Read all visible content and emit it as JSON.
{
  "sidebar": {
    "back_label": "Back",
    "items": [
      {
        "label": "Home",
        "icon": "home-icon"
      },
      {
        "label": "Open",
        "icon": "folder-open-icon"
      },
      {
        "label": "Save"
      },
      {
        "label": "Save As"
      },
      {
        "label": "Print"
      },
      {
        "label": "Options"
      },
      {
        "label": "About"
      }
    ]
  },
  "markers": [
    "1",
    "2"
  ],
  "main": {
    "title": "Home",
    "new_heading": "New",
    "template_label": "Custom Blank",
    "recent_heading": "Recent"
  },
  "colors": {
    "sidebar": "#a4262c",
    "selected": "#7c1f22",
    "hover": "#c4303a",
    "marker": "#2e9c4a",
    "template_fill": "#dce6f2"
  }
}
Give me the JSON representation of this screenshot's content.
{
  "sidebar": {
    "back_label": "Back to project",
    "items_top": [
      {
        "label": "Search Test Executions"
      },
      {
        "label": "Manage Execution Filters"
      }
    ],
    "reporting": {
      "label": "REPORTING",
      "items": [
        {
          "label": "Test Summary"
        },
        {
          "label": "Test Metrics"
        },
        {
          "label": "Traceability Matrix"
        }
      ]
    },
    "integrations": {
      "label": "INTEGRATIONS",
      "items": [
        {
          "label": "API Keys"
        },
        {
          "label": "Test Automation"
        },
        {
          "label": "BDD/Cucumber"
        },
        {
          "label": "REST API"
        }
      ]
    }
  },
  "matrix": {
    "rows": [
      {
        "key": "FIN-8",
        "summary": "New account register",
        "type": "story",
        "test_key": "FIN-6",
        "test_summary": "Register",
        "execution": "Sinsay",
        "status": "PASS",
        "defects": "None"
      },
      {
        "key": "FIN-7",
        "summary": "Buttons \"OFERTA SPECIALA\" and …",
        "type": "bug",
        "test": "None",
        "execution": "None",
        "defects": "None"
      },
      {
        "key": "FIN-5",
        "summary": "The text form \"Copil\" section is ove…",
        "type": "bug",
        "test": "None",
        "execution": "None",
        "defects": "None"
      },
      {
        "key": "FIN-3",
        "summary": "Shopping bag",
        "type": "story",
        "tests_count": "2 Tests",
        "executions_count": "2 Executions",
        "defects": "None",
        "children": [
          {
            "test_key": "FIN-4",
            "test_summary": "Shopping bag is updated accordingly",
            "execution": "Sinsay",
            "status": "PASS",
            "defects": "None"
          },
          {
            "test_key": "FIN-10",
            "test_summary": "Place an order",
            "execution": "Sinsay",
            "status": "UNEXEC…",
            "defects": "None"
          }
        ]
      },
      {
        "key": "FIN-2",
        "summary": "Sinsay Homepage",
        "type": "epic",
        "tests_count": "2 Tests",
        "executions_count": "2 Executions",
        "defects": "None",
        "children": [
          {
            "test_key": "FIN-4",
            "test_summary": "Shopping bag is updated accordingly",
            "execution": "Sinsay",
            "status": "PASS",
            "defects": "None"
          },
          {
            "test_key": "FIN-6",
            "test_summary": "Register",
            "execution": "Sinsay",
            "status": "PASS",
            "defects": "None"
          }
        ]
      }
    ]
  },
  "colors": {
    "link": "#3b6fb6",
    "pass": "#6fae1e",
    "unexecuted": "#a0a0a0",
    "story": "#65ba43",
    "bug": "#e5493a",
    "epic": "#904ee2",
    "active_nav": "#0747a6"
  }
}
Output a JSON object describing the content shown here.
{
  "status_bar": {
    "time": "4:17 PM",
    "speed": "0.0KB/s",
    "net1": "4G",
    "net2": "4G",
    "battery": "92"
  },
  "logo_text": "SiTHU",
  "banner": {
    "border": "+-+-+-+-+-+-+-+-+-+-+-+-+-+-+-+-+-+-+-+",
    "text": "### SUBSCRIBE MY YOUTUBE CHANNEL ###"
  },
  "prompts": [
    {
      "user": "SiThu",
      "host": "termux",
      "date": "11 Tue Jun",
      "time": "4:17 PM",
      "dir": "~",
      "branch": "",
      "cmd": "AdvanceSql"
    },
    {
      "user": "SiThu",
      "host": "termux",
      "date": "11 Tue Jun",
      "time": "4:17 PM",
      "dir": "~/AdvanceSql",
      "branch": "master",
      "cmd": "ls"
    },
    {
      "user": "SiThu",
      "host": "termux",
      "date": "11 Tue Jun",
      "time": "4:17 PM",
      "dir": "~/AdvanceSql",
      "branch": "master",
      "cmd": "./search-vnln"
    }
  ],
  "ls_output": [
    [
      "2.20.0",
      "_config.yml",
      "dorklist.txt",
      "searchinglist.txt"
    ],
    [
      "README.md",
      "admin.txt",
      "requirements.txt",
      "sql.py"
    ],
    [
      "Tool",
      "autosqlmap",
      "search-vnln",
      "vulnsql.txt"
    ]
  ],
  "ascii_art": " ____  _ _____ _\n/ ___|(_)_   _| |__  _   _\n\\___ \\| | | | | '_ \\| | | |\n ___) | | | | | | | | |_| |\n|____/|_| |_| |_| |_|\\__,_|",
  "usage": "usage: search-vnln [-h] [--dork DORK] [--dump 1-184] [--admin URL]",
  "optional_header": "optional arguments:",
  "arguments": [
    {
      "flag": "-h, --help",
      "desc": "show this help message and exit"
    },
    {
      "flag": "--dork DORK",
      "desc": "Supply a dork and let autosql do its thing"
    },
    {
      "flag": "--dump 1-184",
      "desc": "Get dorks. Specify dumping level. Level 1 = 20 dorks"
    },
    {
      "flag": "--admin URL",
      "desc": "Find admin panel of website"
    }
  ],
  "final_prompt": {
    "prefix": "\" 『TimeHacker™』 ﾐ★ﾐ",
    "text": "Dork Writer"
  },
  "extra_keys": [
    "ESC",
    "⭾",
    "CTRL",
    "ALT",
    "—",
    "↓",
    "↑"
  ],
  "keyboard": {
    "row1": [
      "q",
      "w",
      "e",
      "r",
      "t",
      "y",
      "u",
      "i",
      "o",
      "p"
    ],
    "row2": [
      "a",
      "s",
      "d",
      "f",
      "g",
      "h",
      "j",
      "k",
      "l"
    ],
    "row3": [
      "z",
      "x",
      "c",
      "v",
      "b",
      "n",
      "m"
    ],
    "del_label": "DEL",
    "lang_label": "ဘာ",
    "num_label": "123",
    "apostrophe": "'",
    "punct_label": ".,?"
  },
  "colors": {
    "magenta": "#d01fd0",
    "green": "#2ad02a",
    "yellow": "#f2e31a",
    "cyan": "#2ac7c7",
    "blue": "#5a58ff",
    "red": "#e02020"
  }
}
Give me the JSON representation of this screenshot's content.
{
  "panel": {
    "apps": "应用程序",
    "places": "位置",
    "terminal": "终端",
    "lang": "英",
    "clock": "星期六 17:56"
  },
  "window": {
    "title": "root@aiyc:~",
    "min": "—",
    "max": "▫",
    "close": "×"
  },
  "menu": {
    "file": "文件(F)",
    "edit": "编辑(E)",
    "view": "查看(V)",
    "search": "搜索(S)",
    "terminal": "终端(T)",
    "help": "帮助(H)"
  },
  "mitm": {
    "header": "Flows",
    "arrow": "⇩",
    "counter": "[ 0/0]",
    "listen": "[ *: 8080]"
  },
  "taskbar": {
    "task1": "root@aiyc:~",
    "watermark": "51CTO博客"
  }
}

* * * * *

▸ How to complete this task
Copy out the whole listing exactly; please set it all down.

▸ Solution for this problem
Read all visible content and emit it as JSON.
{
  "sidebar": {
    "back_label": "Back",
    "items": [
      {
        "label": "Home",
        "icon": "home-icon"
      },
      {
        "label": "Open",
        "icon": "folder-open-icon"
      },
      {
        "label": "Save"
      },
      {
        "label": "Save As"
      },
      {
        "label": "Print"
      },
      {
        "label": "Options"
      },
      {
        "label": "About"
      }
    ]
  },
  "markers": [
    "1",
    "2"
  ],
  "main": {
    "title": "Home",
    "new_heading": "New",
    "template_label": "Custom Blank",
    "recent_heading": "Recent"
  },
  "colors": {
    "sidebar": "#a4262c",
    "selected": "#7c1f22",
    "hover": "#c4303a",
    "marker": "#2e9c4a",
    "template_fill": "#dce6f2"
  }
}
Give me the JSON representation of this screenshot's content.
{
  "sidebar": {
    "back_label": "Back to project",
    "items_top": [
      {
        "label": "Search Test Executions"
      },
      {
        "label": "Manage Execution Filters"
      }
    ],
    "reporting": {
      "label": "REPORTING",
      "items": [
        {
          "label": "Test Summary"
        },
        {
          "label": "Test Metrics"
        },
        {
          "label": "Traceability Matrix"
        }
      ]
    },
    "integrations": {
      "label": "INTEGRATIONS",
      "items": [
        {
          "label": "API Keys"
        },
        {
          "label": "Test Automation"
        },
        {
          "label": "BDD/Cucumber"
        },
        {
          "label": "REST API"
        }
      ]
    }
  },
  "matrix": {
    "rows": [
      {
        "key": "FIN-8",
        "summary": "New account register",
        "type": "story",
        "test_key": "FIN-6",
        "test_summary": "Register",
        "execution": "Sinsay",
        "status": "PASS",
        "defects": "None"
      },
      {
        "key": "FIN-7",
        "summary": "Buttons \"OFERTA SPECIALA\" and …",
        "type": "bug",
        "test": "None",
        "execution": "None",
        "defects": "None"
      },
      {
        "key": "FIN-5",
        "summary": "The text form \"Copil\" section is ove…",
        "type": "bug",
        "test": "None",
        "execution": "None",
        "defects": "None"
      },
      {
        "key": "FIN-3",
        "summary": "Shopping bag",
        "type": "story",
        "tests_count": "2 Tests",
        "executions_count": "2 Executions",
        "defects": "None",
        "children": [
          {
            "test_key": "FIN-4",
            "test_summary": "Shopping bag is updated accordingly",
            "execution": "Sinsay",
            "status": "PASS",
            "defects": "None"
          },
          {
            "test_key": "FIN-10",
            "test_summary": "Place an order",
            "execution": "Sinsay",
            "status": "UNEXEC…",
            "defects": "None"
          }
        ]
      },
      {
        "key": "FIN-2",
        "summary": "Sinsay Homepage",
        "type": "epic",
        "tests_count": "2 Tests",
        "executions_count": "2 Executions",
        "defects": "None",
        "children": [
          {
            "test_key": "FIN-4",
            "test_summary": "Shopping bag is updated accordingly",
            "execution": "Sinsay",
            "status": "PASS",
            "defects": "None"
          },
          {
            "test_key": "FIN-6",
            "test_summary": "Register",
            "execution": "Sinsay",
            "status": "PASS",
            "defects": "None"
          }
        ]
      }
    ]
  },
  "colors": {
    "link": "#3b6fb6",
    "pass": "#6fae1e",
    "unexecuted": "#a0a0a0",
    "story": "#65ba43",
    "bug": "#e5493a",
    "epic": "#904ee2",
    "active_nav": "#0747a6"
  }
}
Output a JSON object describing the content shown here.
{
  "status_bar": {
    "time": "4:17 PM",
    "speed": "0.0KB/s",
    "net1": "4G",
    "net2": "4G",
    "battery": "92"
  },
  "logo_text": "SiTHU",
  "banner": {
    "border": "+-+-+-+-+-+-+-+-+-+-+-+-+-+-+-+-+-+-+-+",
    "text": "### SUBSCRIBE MY YOUTUBE CHANNEL ###"
  },
  "prompts": [
    {
      "user": "SiThu",
      "host": "termux",
      "date": "11 Tue Jun",
      "time": "4:17 PM",
      "dir": "~",
      "branch": "",
      "cmd": "AdvanceSql"
    },
    {
      "user": "SiThu",
      "host": "termux",
      "date": "11 Tue Jun",
      "time": "4:17 PM",
      "dir": "~/AdvanceSql",
      "branch": "master",
      "cmd": "ls"
    },
    {
      "user": "SiThu",
      "host": "termux",
      "date": "11 Tue Jun",
      "time": "4:17 PM",
      "dir": "~/AdvanceSql",
      "branch": "master",
      "cmd": "./search-vnln"
    }
  ],
  "ls_output": [
    [
      "2.20.0",
      "_config.yml",
      "dorklist.txt",
      "searchinglist.txt"
    ],
    [
      "README.md",
      "admin.txt",
      "requirements.txt",
      "sql.py"
    ],
    [
      "Tool",
      "autosqlmap",
      "search-vnln",
      "vulnsql.txt"
    ]
  ],
  "ascii_art": " ____  _ _____ _\n/ ___|(_)_   _| |__  _   _\n\\___ \\| | | | | '_ \\| | | |\n ___) | | | | | | | | |_| |\n|____/|_| |_| |_| |_|\\__,_|",
  "usage": "usage: search-vnln [-h] [--dork DORK] [--dump 1-184] [--admin URL]",
  "optional_header": "optional arguments:",
  "arguments": [
    {
      "flag": "-h, --help",
      "desc": "show this help message and exit"
    },
    {
      "flag": "--dork DORK",
      "desc": "Supply a dork and let autosql do its thing"
    },
    {
      "flag": "--dump 1-184",
      "desc": "Get dorks. Specify dumping level. Level 1 = 20 dorks"
    },
    {
      "flag": "--admin URL",
      "desc": "Find admin panel of website"
    }
  ],
  "final_prompt": {
    "prefix": "\" 『TimeHacker™』 ﾐ★ﾐ",
    "text": "Dork Writer"
  },
  "extra_keys": [
    "ESC",
    "⭾",
    "CTRL",
    "ALT",
    "—",
    "↓",
    "↑"
  ],
  "keyboard": {
    "row1": [
      "q",
      "w",
      "e",
      "r",
      "t",
      "y",
      "u",
      "i",
      "o",
      "p"
    ],
    "row2": [
      "a",
      "s",
      "d",
      "f",
      "g",
      "h",
      "j",
      "k",
      "l"
    ],
    "row3": [
      "z",
      "x",
      "c",
      "v",
      "b",
      "n",
      "m"
    ],
    "del_label": "DEL",
    "lang_label": "ဘာ",
    "num_label": "123",
    "apostrophe": "'",
    "punct_label": ".,?"
  },
  "colors": {
    "magenta": "#d01fd0",
    "green": "#2ad02a",
    "yellow": "#f2e31a",
    "cyan": "#2ac7c7",
    "blue": "#5a58ff",
    "red": "#e02020"
  }
}
Give me the JSON representation of this screenshot's content.
{
  "panel": {
    "apps": "应用程序",
    "places": "位置",
    "terminal": "终端",
    "lang": "英",
    "clock": "星期六 17:56"
  },
  "window": {
    "title": "root@aiyc:~",
    "min": "—",
    "max": "▫",
    "close": "×"
  },
  "menu": {
    "file": "文件(F)",
    "edit": "编辑(E)",
    "view": "查看(V)",
    "search": "搜索(S)",
    "terminal": "终端(T)",
    "help": "帮助(H)"
  },
  "mitm": {
    "header": "Flows",
    "arrow": "⇩",
    "counter": "[ 0/0]",
    "listen": "[ *: 8080]"
  },
  "taskbar": {
    "task1": "root@aiyc:~",
    "watermark": "51CTO博客"
  }
}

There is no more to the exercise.